### YOUR OBJECTIVE
Please copy each line of the listing below in which the word "screenshot" appears.

### DATA FOR REVIEW
□ □ □ □ □

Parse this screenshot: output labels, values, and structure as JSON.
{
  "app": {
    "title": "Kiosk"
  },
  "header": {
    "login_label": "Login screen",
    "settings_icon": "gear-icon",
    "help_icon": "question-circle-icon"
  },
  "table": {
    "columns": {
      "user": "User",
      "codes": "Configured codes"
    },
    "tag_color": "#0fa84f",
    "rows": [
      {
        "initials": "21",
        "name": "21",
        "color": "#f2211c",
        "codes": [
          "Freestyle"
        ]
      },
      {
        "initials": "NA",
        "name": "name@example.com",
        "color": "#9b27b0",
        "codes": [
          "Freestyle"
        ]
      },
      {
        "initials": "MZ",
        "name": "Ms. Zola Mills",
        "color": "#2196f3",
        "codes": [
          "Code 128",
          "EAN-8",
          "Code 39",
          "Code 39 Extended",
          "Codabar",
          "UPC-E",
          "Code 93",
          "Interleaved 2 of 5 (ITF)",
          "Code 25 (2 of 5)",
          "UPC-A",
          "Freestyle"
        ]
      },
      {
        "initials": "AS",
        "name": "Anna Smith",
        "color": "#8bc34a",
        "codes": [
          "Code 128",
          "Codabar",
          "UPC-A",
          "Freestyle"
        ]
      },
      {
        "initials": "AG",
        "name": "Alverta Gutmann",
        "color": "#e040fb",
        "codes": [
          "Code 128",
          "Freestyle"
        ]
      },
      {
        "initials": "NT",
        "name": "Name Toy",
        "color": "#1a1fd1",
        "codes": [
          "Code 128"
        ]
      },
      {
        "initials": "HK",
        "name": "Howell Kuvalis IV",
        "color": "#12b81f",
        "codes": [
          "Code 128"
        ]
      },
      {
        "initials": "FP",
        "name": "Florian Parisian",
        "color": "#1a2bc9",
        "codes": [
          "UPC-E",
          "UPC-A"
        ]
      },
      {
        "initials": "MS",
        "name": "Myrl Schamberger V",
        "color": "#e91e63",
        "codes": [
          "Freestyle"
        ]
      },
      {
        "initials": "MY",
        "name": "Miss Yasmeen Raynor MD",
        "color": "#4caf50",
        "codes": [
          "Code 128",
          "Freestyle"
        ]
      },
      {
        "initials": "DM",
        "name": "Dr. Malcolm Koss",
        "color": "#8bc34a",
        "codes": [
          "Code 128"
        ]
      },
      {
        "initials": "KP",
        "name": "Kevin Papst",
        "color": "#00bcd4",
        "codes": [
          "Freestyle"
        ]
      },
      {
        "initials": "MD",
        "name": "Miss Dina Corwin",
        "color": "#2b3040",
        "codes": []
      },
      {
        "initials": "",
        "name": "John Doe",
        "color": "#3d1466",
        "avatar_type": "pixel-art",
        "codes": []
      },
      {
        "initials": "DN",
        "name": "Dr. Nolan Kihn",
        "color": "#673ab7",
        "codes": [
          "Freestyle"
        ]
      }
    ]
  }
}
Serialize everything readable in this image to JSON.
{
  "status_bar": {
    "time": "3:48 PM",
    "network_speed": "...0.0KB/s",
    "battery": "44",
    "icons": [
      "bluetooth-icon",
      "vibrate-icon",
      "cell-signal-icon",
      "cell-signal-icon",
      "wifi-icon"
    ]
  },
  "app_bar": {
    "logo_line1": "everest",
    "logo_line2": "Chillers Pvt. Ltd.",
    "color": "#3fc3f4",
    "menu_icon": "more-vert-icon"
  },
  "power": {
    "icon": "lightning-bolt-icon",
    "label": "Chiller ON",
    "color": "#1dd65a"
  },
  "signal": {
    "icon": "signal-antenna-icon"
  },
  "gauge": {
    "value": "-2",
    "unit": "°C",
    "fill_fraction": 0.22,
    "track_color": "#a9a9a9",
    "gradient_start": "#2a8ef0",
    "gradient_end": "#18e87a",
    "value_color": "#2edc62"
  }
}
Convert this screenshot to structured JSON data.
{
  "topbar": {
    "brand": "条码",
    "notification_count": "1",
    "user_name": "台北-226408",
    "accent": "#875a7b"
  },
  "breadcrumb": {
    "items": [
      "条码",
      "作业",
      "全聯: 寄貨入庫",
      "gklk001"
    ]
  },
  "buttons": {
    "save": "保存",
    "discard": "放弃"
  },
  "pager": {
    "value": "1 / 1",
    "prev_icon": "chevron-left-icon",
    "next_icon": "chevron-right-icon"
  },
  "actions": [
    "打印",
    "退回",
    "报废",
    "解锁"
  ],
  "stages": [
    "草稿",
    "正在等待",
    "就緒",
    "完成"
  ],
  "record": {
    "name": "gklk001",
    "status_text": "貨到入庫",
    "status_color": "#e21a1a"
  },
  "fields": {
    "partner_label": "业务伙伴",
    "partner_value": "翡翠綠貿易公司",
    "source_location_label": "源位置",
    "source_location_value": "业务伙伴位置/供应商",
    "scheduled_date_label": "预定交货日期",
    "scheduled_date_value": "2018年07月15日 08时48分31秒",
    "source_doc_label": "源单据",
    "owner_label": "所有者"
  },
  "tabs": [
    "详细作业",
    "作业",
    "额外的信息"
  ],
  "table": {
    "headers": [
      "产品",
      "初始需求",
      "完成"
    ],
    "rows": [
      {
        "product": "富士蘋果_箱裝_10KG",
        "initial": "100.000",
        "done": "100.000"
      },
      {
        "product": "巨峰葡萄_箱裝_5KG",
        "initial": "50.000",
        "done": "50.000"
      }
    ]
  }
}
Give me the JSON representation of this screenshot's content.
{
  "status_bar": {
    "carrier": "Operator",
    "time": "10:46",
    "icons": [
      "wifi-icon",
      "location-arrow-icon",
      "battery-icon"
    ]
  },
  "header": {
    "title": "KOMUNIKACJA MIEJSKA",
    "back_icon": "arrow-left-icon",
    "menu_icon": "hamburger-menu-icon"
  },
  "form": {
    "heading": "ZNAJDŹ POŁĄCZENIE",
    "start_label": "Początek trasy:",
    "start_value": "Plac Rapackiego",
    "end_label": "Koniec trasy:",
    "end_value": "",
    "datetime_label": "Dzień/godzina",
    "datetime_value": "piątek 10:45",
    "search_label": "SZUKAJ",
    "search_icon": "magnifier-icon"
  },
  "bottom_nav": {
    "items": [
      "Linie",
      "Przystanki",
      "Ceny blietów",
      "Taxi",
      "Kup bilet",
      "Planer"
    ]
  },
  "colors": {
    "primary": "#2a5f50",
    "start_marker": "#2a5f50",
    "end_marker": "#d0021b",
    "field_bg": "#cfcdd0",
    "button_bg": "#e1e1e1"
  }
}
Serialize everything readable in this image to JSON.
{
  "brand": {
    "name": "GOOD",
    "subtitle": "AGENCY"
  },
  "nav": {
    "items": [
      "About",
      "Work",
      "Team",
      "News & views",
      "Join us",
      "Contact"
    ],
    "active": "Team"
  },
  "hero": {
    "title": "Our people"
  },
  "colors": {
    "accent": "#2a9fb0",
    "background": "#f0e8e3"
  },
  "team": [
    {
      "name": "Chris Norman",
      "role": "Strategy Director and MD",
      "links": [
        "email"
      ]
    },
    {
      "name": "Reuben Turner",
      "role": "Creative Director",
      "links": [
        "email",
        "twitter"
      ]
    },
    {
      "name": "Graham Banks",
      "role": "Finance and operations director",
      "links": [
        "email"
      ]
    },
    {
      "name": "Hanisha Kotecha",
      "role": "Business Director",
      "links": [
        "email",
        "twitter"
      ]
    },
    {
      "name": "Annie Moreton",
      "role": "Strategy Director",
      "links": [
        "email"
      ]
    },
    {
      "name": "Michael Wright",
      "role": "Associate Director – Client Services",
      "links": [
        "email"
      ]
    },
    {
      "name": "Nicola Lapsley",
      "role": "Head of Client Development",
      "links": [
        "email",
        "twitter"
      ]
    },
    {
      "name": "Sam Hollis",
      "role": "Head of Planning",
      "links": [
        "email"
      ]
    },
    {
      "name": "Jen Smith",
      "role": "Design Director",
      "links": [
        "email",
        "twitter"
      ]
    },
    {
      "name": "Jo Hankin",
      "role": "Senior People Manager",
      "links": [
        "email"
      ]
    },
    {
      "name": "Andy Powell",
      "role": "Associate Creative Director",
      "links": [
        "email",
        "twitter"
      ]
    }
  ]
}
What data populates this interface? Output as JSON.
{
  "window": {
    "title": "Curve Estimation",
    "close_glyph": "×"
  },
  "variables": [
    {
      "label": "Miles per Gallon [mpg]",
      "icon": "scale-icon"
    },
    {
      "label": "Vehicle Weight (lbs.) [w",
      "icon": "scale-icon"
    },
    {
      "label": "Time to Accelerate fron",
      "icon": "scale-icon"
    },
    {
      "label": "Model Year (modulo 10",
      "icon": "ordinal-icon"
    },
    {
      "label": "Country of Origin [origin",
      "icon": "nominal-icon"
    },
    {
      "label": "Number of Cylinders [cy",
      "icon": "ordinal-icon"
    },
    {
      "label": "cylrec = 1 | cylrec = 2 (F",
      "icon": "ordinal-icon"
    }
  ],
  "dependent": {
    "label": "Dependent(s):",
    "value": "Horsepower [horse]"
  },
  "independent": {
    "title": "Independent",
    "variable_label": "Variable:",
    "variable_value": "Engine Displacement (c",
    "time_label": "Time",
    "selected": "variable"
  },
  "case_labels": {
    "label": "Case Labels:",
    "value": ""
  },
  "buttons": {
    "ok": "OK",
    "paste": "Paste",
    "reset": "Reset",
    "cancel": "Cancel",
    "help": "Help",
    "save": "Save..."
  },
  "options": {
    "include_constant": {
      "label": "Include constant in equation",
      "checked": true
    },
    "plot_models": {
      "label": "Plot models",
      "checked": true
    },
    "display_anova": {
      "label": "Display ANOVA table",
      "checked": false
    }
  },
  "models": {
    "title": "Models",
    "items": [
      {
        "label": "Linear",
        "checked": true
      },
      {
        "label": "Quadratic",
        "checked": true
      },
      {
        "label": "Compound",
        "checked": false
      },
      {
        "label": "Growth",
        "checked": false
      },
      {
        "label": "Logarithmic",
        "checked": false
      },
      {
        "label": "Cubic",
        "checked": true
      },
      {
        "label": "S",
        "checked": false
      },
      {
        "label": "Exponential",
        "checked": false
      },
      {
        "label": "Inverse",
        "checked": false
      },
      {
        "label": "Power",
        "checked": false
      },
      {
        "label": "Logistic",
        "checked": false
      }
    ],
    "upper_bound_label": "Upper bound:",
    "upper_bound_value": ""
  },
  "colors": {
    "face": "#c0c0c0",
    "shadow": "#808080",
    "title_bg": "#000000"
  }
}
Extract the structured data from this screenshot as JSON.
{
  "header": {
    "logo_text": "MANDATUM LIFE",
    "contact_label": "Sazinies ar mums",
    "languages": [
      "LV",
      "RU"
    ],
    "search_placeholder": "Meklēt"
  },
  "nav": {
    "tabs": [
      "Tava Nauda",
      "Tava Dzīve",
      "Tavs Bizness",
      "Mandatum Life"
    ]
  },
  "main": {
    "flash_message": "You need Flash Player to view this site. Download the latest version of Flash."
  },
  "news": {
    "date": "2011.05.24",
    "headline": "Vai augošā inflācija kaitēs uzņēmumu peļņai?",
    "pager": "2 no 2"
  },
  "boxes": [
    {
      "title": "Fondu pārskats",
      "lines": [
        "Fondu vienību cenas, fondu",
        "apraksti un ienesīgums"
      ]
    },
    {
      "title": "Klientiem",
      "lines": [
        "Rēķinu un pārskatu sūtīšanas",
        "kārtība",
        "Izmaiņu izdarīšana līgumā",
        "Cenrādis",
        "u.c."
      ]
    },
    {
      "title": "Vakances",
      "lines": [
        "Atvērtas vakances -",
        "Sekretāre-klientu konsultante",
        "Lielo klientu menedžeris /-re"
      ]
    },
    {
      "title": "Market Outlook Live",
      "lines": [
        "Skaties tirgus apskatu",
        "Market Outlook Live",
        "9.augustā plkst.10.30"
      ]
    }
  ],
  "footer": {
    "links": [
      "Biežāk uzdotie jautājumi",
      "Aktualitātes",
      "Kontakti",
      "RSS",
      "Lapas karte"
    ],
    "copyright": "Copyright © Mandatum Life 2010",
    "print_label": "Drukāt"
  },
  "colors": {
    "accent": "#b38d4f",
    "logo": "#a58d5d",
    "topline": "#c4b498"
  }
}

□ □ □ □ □

### RESPONSE AREA
Parse this screenshot: output labels, values, and structure as JSON.
Convert this screenshot to structured JSON data.
Give me the JSON representation of this screenshot's content.
Extract the structured data from this screenshot as JSON.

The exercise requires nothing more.